Graham Reid | | 2 min read
It seems curious that Madonna, who has had the unerring instinct to reinvent herself in the image and iconography of others (yesterday Marlene, today Marilyn) has never – at least not yet – alighted on Cleopatra for inspiration and a new dress code.
Here, at least in myth, is a wannabe seductress and style-setter for the modern era.
The life of a steamy sexual and political powerbroker who bathes in asses' milk to slough off the taint of discarded lovers has all the story elements for a three-minute video bite, especially in its final tragic moments when an asp could be brought in to allow Madonna to bare a breast (at least one) in the overt marriage of sex and death.
You can hear the hit now: "like a 'gyptian, bit for the very last time .”
But the problem in playing Cleopatra is, which to choose?
The one as painted by neoclassical artist Jean-Baptiste Regnault. a honey-skinned heavy-lidded Hellenic beauty whose long nose and broad neck are sculpted in paint as waxen,fatty tissue? Or that of the killer-queen vamp as portrayed by Hollywood vamp Theda Bara? Or the more obvious high-camp Sixties icon Elizabeth Taylor?
Queen and temptress, historical figure or silver screen seductress, Cleopatra has become that most malleable of historical figures - the palimpsest for fashion.
There are, of course, facts about this allegedly alluring siren and naturally enough, few of them can match the myth.
Born the daughter of Ptolemy XII in 69 BC, she came into a nation forced by economic and political necessity to cosy up to a superpower, Rome.
And, as with Rome, the politics of Egypt were ridden with assassination, shrewd connivers, woefully inept politicians and politically motivated marriages.
Cleopatra succeeded to the throne at age l8 and held joint power with her l0-year-old brother whom she married by decree of Caesar.
Certainly Cleopatra seduced both Caesar and Antony: however a scouring of the available facts suggests she had few other lovers.
But facts, valuable though they may be, can be tiresome and -- as the Rastafarians say -- "no truth. only versions."
The many versions of Cleopatra’s life began after her death as Lucy Hughes-Hallett’s fascinating biography illustrates.

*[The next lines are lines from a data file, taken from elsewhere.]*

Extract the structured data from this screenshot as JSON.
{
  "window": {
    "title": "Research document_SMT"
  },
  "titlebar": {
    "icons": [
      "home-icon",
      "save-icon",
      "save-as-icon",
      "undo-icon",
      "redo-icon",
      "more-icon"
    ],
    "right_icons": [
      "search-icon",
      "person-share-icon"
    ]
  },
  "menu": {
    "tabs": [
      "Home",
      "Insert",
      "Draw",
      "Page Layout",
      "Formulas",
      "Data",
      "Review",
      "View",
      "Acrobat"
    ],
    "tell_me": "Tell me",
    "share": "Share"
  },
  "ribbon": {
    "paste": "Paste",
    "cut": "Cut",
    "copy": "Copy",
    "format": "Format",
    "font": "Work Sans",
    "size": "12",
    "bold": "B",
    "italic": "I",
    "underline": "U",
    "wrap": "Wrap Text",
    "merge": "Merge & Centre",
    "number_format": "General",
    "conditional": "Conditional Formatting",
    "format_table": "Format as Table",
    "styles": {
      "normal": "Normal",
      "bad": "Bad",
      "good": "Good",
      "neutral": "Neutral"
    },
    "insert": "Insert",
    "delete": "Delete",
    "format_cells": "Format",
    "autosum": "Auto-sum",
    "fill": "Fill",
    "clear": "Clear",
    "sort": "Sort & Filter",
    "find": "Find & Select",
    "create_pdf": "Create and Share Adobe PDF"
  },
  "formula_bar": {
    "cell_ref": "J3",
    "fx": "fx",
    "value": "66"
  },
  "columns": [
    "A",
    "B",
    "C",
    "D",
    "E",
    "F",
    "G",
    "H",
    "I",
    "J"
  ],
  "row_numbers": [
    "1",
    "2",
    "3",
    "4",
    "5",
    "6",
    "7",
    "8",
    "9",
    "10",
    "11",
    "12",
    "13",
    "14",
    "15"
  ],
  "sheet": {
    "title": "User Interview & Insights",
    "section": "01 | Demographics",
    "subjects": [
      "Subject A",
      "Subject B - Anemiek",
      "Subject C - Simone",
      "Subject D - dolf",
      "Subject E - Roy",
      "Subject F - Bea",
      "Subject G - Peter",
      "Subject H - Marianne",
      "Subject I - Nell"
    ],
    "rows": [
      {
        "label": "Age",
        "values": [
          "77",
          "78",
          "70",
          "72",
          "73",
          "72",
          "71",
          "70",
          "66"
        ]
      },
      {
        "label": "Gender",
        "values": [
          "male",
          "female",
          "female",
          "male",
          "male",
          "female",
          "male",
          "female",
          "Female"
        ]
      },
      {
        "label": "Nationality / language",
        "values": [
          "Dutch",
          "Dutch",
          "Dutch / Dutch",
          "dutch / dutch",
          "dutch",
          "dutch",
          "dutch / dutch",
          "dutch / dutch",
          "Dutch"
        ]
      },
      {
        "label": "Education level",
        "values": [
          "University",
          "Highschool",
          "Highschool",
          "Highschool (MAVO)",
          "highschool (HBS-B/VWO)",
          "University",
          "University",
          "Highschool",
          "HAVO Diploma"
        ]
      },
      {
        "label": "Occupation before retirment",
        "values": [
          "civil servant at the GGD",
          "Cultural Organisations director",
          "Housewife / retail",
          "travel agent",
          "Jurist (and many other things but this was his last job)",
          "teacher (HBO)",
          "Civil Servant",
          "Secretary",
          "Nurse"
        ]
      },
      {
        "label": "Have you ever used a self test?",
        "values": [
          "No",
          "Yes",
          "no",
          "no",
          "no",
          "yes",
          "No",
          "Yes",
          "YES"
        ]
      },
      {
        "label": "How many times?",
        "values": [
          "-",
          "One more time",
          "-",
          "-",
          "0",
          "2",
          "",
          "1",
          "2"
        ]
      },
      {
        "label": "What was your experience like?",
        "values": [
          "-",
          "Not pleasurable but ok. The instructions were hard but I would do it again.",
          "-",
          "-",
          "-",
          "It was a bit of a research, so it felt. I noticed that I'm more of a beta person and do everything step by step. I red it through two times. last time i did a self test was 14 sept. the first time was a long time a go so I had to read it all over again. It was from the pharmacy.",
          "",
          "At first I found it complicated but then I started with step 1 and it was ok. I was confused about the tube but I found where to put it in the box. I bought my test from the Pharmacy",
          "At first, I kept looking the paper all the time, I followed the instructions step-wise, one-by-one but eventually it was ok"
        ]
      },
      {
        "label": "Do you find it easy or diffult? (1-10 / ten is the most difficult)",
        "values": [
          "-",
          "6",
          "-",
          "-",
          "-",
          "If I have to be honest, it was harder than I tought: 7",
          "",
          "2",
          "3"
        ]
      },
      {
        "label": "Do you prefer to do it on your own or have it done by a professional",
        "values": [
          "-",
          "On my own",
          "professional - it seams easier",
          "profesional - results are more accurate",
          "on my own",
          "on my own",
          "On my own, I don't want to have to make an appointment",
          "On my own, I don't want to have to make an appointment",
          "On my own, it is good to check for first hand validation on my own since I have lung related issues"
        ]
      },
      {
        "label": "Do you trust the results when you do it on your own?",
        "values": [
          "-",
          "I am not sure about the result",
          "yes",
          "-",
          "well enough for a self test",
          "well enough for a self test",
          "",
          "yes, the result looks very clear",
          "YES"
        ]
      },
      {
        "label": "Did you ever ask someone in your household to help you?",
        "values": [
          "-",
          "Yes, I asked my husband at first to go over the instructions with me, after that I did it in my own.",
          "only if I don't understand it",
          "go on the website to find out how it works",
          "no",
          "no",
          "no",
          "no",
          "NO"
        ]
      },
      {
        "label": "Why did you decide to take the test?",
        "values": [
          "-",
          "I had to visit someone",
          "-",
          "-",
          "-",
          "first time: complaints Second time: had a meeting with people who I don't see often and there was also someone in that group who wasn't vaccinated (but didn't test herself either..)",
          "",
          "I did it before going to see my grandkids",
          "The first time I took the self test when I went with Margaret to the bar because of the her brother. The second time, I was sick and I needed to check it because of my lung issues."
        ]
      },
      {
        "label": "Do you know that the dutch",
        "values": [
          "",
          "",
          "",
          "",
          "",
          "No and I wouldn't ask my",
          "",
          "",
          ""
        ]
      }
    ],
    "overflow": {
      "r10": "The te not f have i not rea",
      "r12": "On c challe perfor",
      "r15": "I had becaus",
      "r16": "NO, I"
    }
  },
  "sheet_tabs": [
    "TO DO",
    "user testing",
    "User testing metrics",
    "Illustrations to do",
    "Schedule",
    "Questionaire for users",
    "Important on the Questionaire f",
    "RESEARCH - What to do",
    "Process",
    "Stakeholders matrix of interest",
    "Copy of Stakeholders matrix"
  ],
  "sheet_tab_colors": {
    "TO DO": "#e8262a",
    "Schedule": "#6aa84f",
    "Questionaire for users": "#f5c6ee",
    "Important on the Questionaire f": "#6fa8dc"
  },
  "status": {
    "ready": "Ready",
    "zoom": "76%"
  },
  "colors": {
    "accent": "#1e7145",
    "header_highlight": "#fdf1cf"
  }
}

Because few of the failed queen’s friends left written records, the story of Cleopatra was written, in the first instance, by her enemies. What better way to demean than to suggest sexual impropriety, a hypnotic effect on men and a lust for power? Subsequent writers added their own gloss.
So what did she look like, this Queen of the Nile? Certainly nothing like the sultry and pouting Sophia Loren who portrayed her in Due Notte con Cleopatra, or the rather jowly and flabby blond that Giambattista Tiepolo painted in the Palazzo Labia in Venice.
If coins minted at the time are any guide (and Hughes-Hallett observes they were unlikely to have been unflattering), then this goddess of cleavage-flashers was a hook-nosed, somewhat jut-jaw woman of scowling countenance.
But that is of little consequence to us now.
Hughes-Hallett's 350-page paperback explores that distance between the fantasy and the facts then embarks on the different perspectives from which Cleopatra must be seen from “the story according to Octavius" through an analysis of Cleopatra the woman, the queen, the outsider and the mythical character who has invaded popular consciousness.
Hughes-Hallett weaves Shakespeare alongside the vacant bimbo in Carry On Cleo (“that bird that rules Egypt") and cosmetic advertisements of our own time.
It is a book rich in social history but always at its centre is the mythical woman about whom Theophile Gautier wrote, “a person to be wondered at, to whom the poets have been able to add nothing, and whom dreamers find always at the end of their dreams."
An extraordinary book, but one which could be dangerous in the wrong hands
“like a 'gyptian, bit for the very last time..."